## Aim of the exercise
Scan the listing and copy each line where the word "phthalocyanines" is present.

== == ==

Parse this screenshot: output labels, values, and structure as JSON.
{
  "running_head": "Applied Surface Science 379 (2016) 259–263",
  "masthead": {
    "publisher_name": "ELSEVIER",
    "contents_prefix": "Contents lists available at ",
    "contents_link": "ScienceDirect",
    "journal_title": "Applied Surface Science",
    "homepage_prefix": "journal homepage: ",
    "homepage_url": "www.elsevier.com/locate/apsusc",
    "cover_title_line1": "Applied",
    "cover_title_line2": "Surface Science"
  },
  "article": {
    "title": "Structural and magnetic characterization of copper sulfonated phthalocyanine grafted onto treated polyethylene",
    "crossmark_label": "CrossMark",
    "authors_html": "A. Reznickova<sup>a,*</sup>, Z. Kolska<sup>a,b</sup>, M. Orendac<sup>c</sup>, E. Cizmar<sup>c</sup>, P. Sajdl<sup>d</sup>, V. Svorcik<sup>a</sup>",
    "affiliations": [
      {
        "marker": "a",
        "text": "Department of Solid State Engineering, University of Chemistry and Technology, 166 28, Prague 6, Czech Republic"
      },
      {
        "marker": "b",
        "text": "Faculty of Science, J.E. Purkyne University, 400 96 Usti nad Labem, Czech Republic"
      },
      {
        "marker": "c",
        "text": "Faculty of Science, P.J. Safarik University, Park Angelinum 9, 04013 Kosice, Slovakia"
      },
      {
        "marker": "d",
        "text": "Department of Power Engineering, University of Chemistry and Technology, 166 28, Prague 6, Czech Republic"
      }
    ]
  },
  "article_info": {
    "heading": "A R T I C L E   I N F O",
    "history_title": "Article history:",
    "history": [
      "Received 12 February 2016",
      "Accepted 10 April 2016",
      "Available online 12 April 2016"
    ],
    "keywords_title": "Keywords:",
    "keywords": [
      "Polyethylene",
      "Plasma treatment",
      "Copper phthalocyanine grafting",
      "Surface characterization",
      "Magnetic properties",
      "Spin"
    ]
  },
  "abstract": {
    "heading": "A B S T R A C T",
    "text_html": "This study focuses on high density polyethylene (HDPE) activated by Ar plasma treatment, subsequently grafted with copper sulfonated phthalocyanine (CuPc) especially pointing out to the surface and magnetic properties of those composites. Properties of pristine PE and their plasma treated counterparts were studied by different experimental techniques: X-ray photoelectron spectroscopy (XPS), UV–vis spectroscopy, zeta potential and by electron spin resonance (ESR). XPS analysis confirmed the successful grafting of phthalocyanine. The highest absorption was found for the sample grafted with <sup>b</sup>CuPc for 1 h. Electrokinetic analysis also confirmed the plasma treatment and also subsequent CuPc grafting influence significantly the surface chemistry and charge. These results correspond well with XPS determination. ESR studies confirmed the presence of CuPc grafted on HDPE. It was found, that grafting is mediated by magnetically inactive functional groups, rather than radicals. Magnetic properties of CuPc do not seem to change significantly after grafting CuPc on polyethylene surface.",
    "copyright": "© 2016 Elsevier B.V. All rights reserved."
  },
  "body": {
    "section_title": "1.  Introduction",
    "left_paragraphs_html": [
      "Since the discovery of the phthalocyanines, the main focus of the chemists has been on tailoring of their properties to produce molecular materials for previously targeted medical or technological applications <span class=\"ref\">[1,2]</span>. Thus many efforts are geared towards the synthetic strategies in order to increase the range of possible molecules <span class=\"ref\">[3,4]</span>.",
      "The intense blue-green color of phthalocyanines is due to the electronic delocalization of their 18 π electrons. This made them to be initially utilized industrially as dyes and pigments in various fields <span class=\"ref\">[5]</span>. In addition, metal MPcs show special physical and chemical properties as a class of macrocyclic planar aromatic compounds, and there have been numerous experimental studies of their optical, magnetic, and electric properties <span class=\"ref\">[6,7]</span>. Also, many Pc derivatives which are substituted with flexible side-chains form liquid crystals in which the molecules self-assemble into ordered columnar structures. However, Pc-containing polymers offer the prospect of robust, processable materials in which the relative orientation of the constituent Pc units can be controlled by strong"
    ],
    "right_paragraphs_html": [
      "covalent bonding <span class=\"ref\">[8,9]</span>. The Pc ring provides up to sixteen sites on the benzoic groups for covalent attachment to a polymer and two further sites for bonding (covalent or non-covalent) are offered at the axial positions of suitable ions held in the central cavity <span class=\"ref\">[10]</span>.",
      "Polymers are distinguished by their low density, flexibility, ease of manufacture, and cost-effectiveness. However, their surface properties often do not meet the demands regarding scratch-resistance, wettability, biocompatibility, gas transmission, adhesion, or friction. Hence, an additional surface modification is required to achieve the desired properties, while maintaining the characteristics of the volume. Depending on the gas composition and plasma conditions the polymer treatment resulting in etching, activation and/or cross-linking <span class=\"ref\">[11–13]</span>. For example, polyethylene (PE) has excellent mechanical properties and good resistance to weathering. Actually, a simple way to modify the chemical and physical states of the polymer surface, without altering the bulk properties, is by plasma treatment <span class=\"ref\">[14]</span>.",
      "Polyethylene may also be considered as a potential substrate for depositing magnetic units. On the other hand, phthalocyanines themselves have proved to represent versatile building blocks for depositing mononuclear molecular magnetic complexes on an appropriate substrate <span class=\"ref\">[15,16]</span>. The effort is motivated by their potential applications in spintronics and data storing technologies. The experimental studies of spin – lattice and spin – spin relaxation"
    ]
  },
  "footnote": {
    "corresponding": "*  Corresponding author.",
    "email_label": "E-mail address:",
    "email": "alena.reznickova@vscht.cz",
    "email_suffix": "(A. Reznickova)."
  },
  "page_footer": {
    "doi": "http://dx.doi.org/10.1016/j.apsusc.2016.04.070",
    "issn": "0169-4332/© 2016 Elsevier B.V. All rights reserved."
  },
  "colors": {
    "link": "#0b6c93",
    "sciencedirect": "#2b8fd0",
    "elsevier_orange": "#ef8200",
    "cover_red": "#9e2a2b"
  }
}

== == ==

## Written solution
      "Since the discovery of the phthalocyanines, the main focus of the chemists has been on tailoring of their properties to produce molecular materials for previously targeted medical or technological applications <span class=\"ref\">[1,2]</span>. Thus many efforts are geared towards the synthetic strategies in order to increase the range of possible molecules <span class=\"ref\">[3,4]</span>.",
      "The intense blue-green color of phthalocyanines is due to the electronic delocalization of their 18 π electrons. This made them to be initially utilized industrially as dyes and pigments in various fields <span class=\"ref\">[5]</span>. In addition, metal MPcs show special physical and chemical properties as a class of macrocyclic planar aromatic compounds, and there have been numerous experimental studies of their optical, magnetic, and electric properties <span class=\"ref\">[6,7]</span>. Also, many Pc derivatives which are substituted with flexible side-chains form liquid crystals in which the molecules self-assemble into ordered columnar structures. However, Pc-containing polymers offer the prospect of robust, processable materials in which the relative orientation of the constituent Pc units can be controlled by strong"
      "Polyethylene may also be considered as a potential substrate for depositing magnetic units. On the other hand, phthalocyanines themselves have proved to represent versatile building blocks for depositing mononuclear molecular magnetic complexes on an appropriate substrate <span class=\"ref\">[15,16]</span>. The effort is motivated by their potential applications in spintronics and data storing technologies. The experimental studies of spin – lattice and spin – spin relaxation"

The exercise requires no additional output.